What is expected: Lines that contain "Soma": how many are there in the listing below? Answer with a number and nothing more.

Extracted material:

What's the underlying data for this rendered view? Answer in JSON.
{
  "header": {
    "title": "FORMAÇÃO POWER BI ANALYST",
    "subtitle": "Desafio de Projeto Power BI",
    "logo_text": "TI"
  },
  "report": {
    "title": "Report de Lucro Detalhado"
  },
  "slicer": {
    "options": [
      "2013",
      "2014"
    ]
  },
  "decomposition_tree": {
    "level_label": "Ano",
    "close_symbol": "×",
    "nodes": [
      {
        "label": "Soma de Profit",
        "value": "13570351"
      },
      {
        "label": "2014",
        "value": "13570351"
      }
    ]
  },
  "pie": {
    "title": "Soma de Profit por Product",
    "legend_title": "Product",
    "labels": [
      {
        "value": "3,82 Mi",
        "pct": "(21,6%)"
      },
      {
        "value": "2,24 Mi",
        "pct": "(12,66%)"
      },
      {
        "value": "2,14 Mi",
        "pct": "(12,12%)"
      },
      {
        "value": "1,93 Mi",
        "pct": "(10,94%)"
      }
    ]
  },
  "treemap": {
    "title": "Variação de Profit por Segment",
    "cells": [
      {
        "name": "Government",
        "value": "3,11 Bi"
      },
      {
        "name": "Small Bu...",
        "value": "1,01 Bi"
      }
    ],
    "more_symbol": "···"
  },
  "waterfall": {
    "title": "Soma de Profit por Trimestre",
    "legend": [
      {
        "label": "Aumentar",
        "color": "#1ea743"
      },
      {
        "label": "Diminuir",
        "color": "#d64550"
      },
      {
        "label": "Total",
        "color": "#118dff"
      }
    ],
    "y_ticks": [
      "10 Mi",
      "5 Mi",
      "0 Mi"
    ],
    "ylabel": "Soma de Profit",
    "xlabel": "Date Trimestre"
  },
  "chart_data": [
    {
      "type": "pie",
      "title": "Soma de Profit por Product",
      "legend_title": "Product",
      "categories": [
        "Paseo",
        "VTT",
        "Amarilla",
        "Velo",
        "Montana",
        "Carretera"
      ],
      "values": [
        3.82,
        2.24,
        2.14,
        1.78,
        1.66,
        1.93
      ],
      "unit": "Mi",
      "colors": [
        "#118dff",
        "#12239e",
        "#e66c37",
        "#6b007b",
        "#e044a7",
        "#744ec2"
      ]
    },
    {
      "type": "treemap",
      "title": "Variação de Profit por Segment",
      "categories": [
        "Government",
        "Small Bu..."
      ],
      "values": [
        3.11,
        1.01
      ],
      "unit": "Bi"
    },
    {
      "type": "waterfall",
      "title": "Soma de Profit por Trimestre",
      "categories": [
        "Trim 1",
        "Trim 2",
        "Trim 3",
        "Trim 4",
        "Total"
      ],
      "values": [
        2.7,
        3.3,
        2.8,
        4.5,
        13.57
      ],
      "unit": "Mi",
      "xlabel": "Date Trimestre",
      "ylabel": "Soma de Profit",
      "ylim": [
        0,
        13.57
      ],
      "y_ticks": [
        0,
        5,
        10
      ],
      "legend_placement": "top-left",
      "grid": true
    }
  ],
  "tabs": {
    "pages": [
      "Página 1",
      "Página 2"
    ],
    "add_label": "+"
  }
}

Reply: 7